ALTERATIONS OF LIFESTYLE AND RISK OF CANCER
Several studies have revealed that there might be a
significant association between reiterative circadian clocks and the occurrence
of different types of cancer, especially breast and prostate cancer. Those
studies were mainly focused on individuals working on rotating night shifts
whose circadian cycles are more prone to disruption, e.g. aviators, airline
stewards, and whatnot1.
incidence rates of breast cancer are reported in night shift female workers.
Further, risk of developing breast cancer is markedly increased in women
working more often on the night shift2. Melatonin is believed to
have an important role in inhibition of tumorigenesis (i.e. cancer growth)3.
This feature of melatonin, however, is circadian clock-dependent. Individuals
who often participate in night shifts are exposed to higher levels of
artificial light4. Exposure to light has been proposed as having
suppressive properties that lower melatonin levels, increasing the likelihood
of developing certain cancers in those night workers1,3. This
explanation has been found to be reflected on a number of observational designs’
results. A pilot study conducted among Indian menopausal women indicated that
visually challenged menopausal women had a conspicuously lower risk of
developing breast cancer in comparison with another similarly-aged group of
sighted women5. If this hypothesis holds true, then it can be
speculated that the risk of developing breast cancer is inversely associated
with grade of visual impairment1, 5. Another study showed a
notably increased risk of endometrial cancer in women who had exceeded 20 years
of rotating night-shift work6. Another concern is that obesity is
associated with higher odds of developing endometrial cancer7.
Prostate cancer and acute myeloid leukemia
reported that prostate cancer and acute myeloid leukemia are prevalent among
male night-shift workers. A cohort study carried out among 2,740 Air Canada
pilots revealed that prostate cancer and acute myeloid leukemia incidence rates
were significantly increased upon observation8. As well, another
cohort study of Northern European pilots showed an increased relative risk of

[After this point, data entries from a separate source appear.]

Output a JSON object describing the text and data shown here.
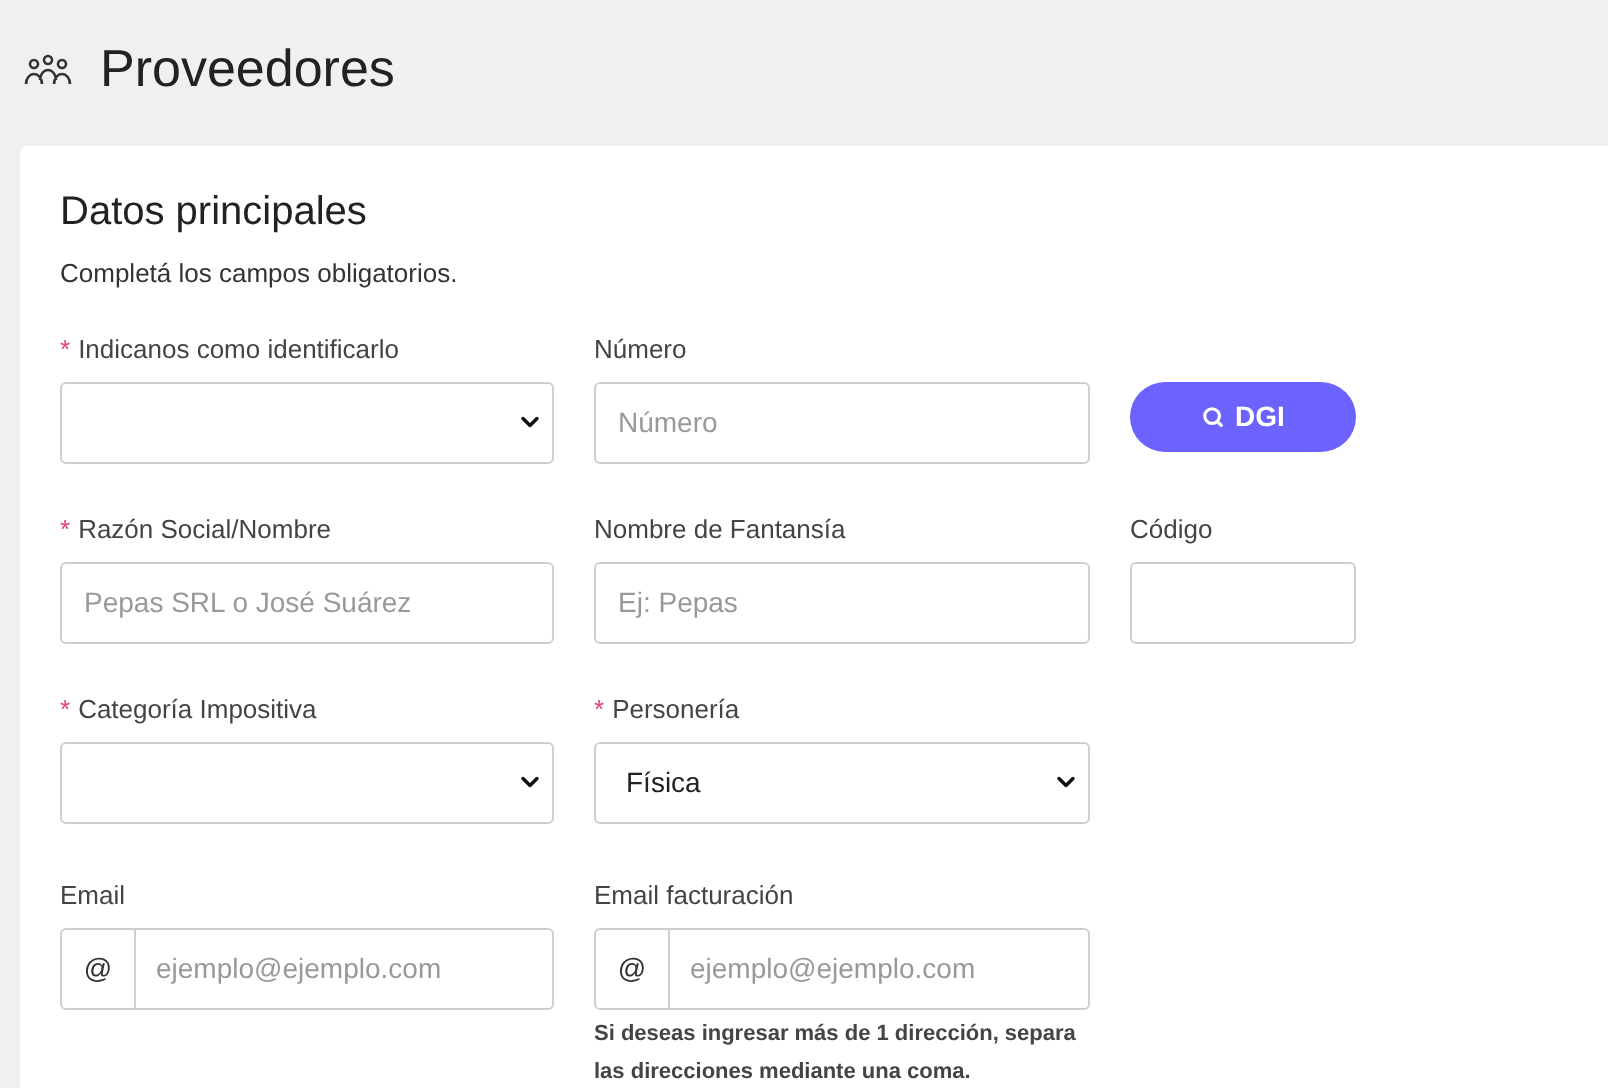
{
  "header": {
    "title": "Proveedores"
  },
  "card": {
    "title": "Datos principales",
    "subtitle": "Completá los campos obligatorios."
  },
  "rows": [
    [
      {
        "kind": "select",
        "label": "Indicanos como identificarlo",
        "required_mark": "*"
      },
      {
        "kind": "input",
        "label": "Número",
        "placeholder": "Número"
      },
      {
        "kind": "button",
        "label": "DGI"
      }
    ],
    [
      {
        "kind": "input",
        "label": "Razón Social/Nombre",
        "required_mark": "*",
        "placeholder": "Pepas SRL o José Suárez"
      },
      {
        "kind": "input",
        "label": "Nombre de Fantansía",
        "placeholder": "Ej: Pepas"
      },
      {
        "kind": "input",
        "label": "Código"
      }
    ],
    [
      {
        "kind": "select",
        "label": "Categoría Impositiva",
        "required_mark": "*"
      },
      {
        "kind": "select",
        "label": "Personería",
        "required_mark": "*",
        "value": "Física"
      }
    ],
    [
      {
        "kind": "prefixed",
        "label": "Email",
        "prefix": "@",
        "placeholder": "ejemplo@ejemplo.com"
      },
      {
        "kind": "prefixed",
        "label": "Email facturación",
        "prefix": "@",
        "placeholder": "ejemplo@ejemplo.com",
        "hint": "Si deseas ingresar más de 1 dirección, separa las direcciones mediante una coma."
      }
    ]
  ]
}
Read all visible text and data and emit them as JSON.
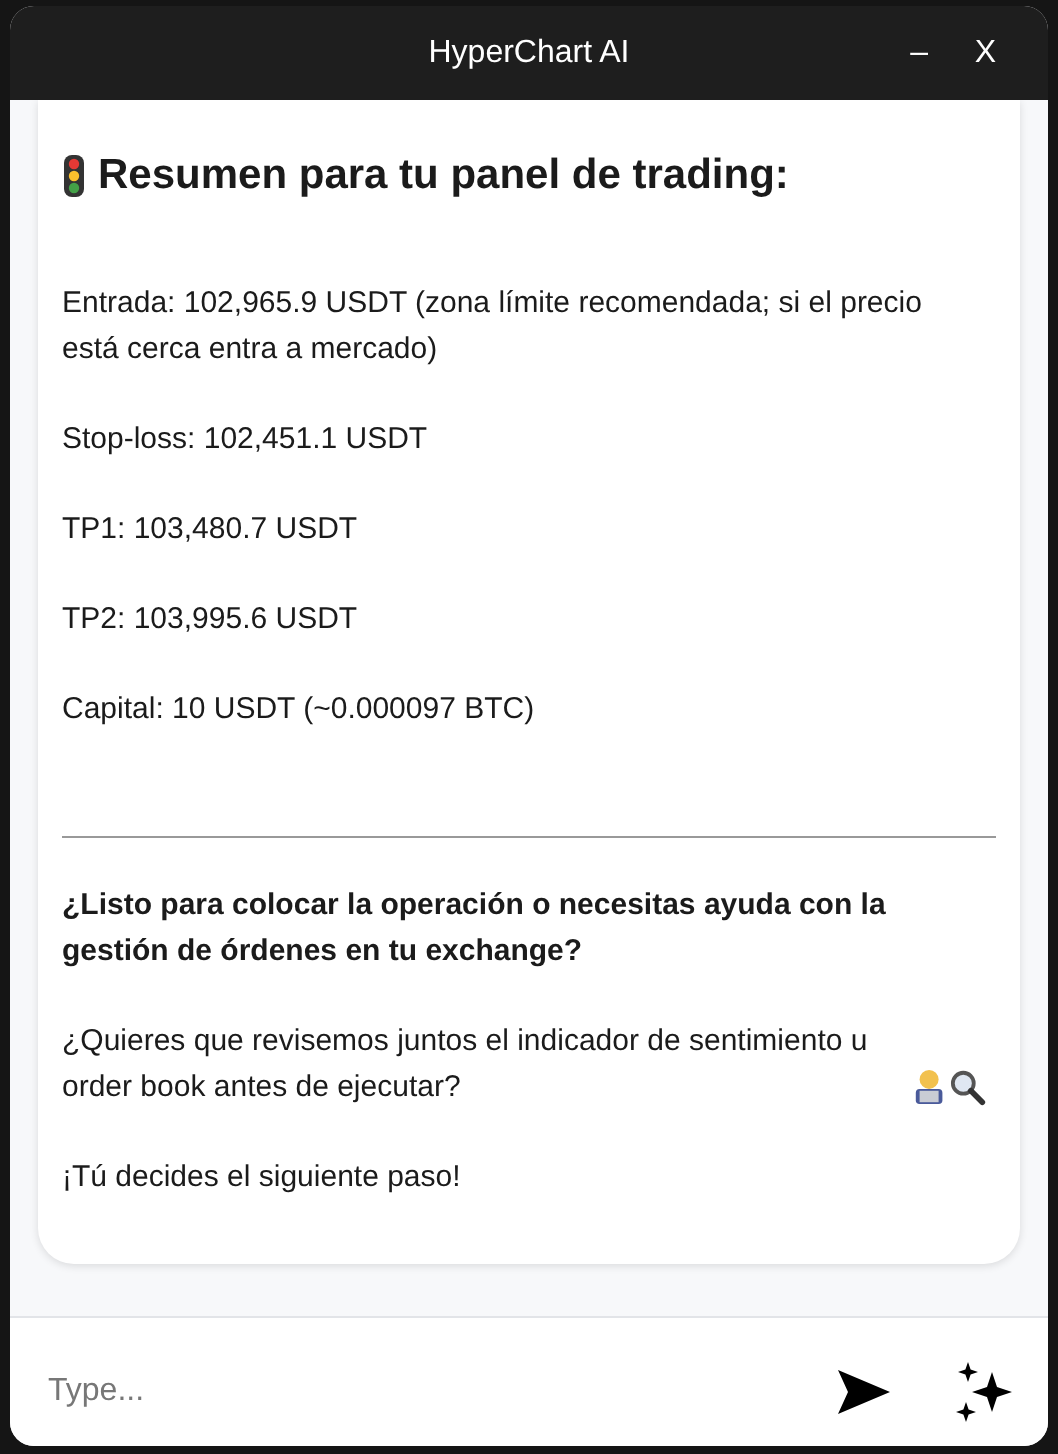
{
  "window": {
    "title": "HyperChart AI",
    "minimize": "–",
    "close": "X"
  },
  "message": {
    "heading": "Resumen para tu panel de trading:",
    "lines": [
      "Entrada: 102,965.9 USDT (zona límite recomendada; si el precio está cerca entra a mercado)",
      "Stop-loss: 102,451.1 USDT",
      "TP1: 103,480.7 USDT",
      "TP2: 103,995.6 USDT",
      "Capital: 10 USDT (~0.000097 BTC)"
    ],
    "question": "¿Listo para colocar la operación o necesitas ayuda con la gestión de órdenes en tu exchange?",
    "follow_up": "¿Quieres que revisemos juntos el indicador de sentimiento u order book antes de ejecutar?",
    "closing": "¡Tú decides el siguiente paso!"
  },
  "composer": {
    "placeholder": "Type..."
  }
}
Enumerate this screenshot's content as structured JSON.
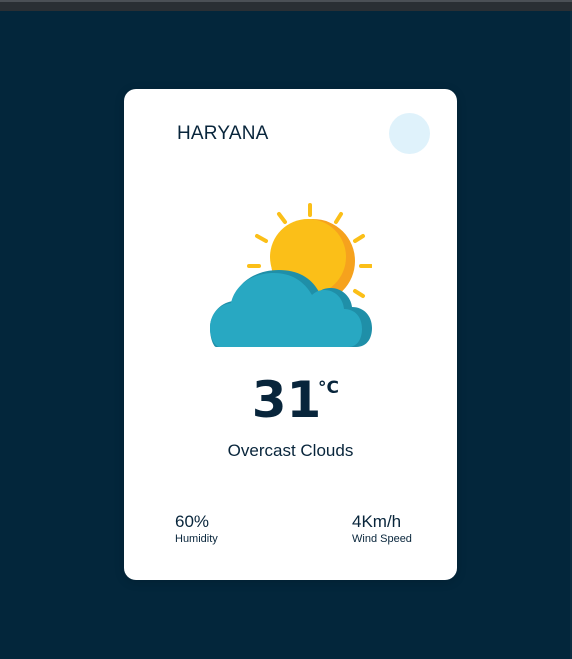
{
  "weather_card": {
    "city": "HARYANA",
    "temperature": "31",
    "temperature_unit": "°C",
    "condition": "Overcast Clouds",
    "humidity": {
      "value": "60%",
      "label": "Humidity"
    },
    "wind_speed": {
      "value": "4Km/h",
      "label": "Wind Speed"
    },
    "icon": "sun-behind-cloud-icon"
  },
  "colors": {
    "background": "#03263b",
    "card": "#ffffff",
    "text": "#08253b",
    "toggle": "#dff2fb",
    "sun": "#fbbf18",
    "cloud": "#28a8c2"
  }
}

prostate cancer in tandem with longer flight times9. Increased
risk of prostate cancer in rotating-shift workers was also reported by a cohort
study conducted among 14,052 male workers in Japan10.